━━━ Record excerpts

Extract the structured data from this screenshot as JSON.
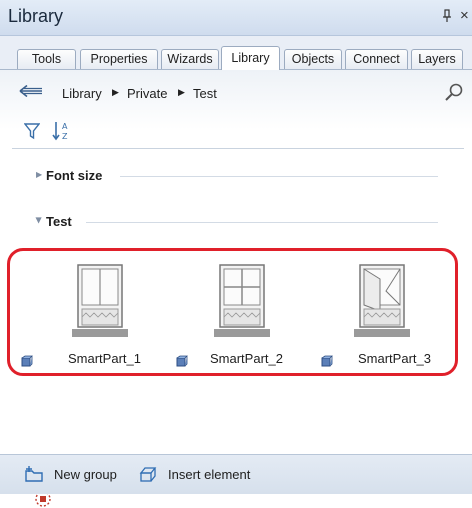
{
  "window": {
    "title": "Library",
    "pin_glyph": "ꟷ",
    "close_glyph": "×"
  },
  "tabs": [
    {
      "label": "Tools"
    },
    {
      "label": "Properties"
    },
    {
      "label": "Wizards"
    },
    {
      "label": "Library",
      "active": true
    },
    {
      "label": "Objects"
    },
    {
      "label": "Connect"
    },
    {
      "label": "Layers"
    }
  ],
  "breadcrumb": [
    "Library",
    "Private",
    "Test"
  ],
  "groups": [
    {
      "label": "Font size",
      "expanded": false
    },
    {
      "label": "Test",
      "expanded": true
    }
  ],
  "items": [
    {
      "label": "SmartPart_1",
      "icon": "window-double-hung-icon"
    },
    {
      "label": "SmartPart_2",
      "icon": "window-four-pane-icon"
    },
    {
      "label": "SmartPart_3",
      "icon": "window-open-sash-icon"
    }
  ],
  "bottom_bar": {
    "new_group_label": "New group",
    "insert_element_label": "Insert element"
  },
  "colors": {
    "highlight_frame": "#e0202a",
    "accent": "#2f6db3"
  }
}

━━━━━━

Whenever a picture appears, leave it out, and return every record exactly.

Extract the structured data from this screenshot as JSON.
{
  "window": {
    "title": "Library",
    "pin_glyph": "ꟷ",
    "close_glyph": "×"
  },
  "tabs": [
    {
      "label": "Tools"
    },
    {
      "label": "Properties"
    },
    {
      "label": "Wizards"
    },
    {
      "label": "Library",
      "active": true
    },
    {
      "label": "Objects"
    },
    {
      "label": "Connect"
    },
    {
      "label": "Layers"
    }
  ],
  "breadcrumb": [
    "Library",
    "Private",
    "Test"
  ],
  "groups": [
    {
      "label": "Font size",
      "expanded": false
    },
    {
      "label": "Test",
      "expanded": true
    }
  ],
  "items": [
    {
      "label": "SmartPart_1",
      "icon": "window-double-hung-icon"
    },
    {
      "label": "SmartPart_2",
      "icon": "window-four-pane-icon"
    },
    {
      "label": "SmartPart_3",
      "icon": "window-open-sash-icon"
    }
  ],
  "bottom_bar": {
    "new_group_label": "New group",
    "insert_element_label": "Insert element"
  },
  "colors": {
    "highlight_frame": "#e0202a",
    "accent": "#2f6db3"
  }
}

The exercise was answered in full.